## THE DATA

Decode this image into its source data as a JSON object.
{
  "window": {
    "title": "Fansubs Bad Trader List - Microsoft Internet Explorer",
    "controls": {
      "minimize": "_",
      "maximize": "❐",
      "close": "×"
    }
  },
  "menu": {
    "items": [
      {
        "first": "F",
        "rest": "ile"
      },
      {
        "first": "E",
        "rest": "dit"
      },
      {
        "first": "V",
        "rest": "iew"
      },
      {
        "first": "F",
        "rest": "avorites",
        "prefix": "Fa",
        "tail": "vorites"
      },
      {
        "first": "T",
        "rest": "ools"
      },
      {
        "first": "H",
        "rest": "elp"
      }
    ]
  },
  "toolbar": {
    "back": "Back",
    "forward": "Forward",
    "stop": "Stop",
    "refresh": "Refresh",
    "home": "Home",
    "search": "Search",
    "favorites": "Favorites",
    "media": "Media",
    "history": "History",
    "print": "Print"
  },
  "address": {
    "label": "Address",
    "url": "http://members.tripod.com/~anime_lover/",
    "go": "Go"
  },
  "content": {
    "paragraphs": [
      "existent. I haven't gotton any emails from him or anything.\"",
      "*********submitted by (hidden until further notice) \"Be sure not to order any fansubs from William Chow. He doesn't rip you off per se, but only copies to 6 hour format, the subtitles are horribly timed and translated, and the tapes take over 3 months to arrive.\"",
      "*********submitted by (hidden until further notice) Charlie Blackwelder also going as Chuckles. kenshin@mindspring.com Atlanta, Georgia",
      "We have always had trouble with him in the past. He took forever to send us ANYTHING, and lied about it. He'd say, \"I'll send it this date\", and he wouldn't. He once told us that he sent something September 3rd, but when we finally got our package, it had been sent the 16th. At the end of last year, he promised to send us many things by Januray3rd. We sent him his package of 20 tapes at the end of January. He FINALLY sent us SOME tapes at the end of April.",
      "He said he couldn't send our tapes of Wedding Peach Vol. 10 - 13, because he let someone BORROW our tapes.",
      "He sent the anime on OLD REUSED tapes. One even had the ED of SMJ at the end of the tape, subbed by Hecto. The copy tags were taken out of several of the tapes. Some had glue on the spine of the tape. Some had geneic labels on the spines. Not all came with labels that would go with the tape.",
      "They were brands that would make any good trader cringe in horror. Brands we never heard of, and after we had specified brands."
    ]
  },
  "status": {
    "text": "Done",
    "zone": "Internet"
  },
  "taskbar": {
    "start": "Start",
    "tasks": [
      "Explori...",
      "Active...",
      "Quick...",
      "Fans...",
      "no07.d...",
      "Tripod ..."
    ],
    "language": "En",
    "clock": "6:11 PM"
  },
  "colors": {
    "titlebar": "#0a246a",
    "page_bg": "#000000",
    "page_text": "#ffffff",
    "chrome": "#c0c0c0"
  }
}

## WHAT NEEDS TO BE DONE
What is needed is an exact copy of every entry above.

## RESULT FOR THIS EXERCISE
Decode this image into its source data as a JSON object.
{
  "window": {
    "title": "Fansubs Bad Trader List - Microsoft Internet Explorer",
    "controls": {
      "minimize": "_",
      "maximize": "❐",
      "close": "×"
    }
  },
  "menu": {
    "items": [
      {
        "first": "F",
        "rest": "ile"
      },
      {
        "first": "E",
        "rest": "dit"
      },
      {
        "first": "V",
        "rest": "iew"
      },
      {
        "first": "F",
        "rest": "avorites",
        "prefix": "Fa",
        "tail": "vorites"
      },
      {
        "first": "T",
        "rest": "ools"
      },
      {
        "first": "H",
        "rest": "elp"
      }
    ]
  },
  "toolbar": {
    "back": "Back",
    "forward": "Forward",
    "stop": "Stop",
    "refresh": "Refresh",
    "home": "Home",
    "search": "Search",
    "favorites": "Favorites",
    "media": "Media",
    "history": "History",
    "print": "Print"
  },
  "address": {
    "label": "Address",
    "url": "http://members.tripod.com/~anime_lover/",
    "go": "Go"
  },
  "content": {
    "paragraphs": [
      "existent. I haven't gotton any emails from him or anything.\"",
      "*********submitted by (hidden until further notice) \"Be sure not to order any fansubs from William Chow. He doesn't rip you off per se, but only copies to 6 hour format, the subtitles are horribly timed and translated, and the tapes take over 3 months to arrive.\"",
      "*********submitted by (hidden until further notice) Charlie Blackwelder also going as Chuckles. kenshin@mindspring.com Atlanta, Georgia",
      "We have always had trouble with him in the past. He took forever to send us ANYTHING, and lied about it. He'd say, \"I'll send it this date\", and he wouldn't. He once told us that he sent something September 3rd, but when we finally got our package, it had been sent the 16th. At the end of last year, he promised to send us many things by Januray3rd. We sent him his package of 20 tapes at the end of January. He FINALLY sent us SOME tapes at the end of April.",
      "He said he couldn't send our tapes of Wedding Peach Vol. 10 - 13, because he let someone BORROW our tapes.",
      "He sent the anime on OLD REUSED tapes. One even had the ED of SMJ at the end of the tape, subbed by Hecto. The copy tags were taken out of several of the tapes. Some had glue on the spine of the tape. Some had geneic labels on the spines. Not all came with labels that would go with the tape.",
      "They were brands that would make any good trader cringe in horror. Brands we never heard of, and after we had specified brands."
    ]
  },
  "status": {
    "text": "Done",
    "zone": "Internet"
  },
  "taskbar": {
    "start": "Start",
    "tasks": [
      "Explori...",
      "Active...",
      "Quick...",
      "Fans...",
      "no07.d...",
      "Tripod ..."
    ],
    "language": "En",
    "clock": "6:11 PM"
  },
  "colors": {
    "titlebar": "#0a246a",
    "page_bg": "#000000",
    "page_text": "#ffffff",
    "chrome": "#c0c0c0"
  }
}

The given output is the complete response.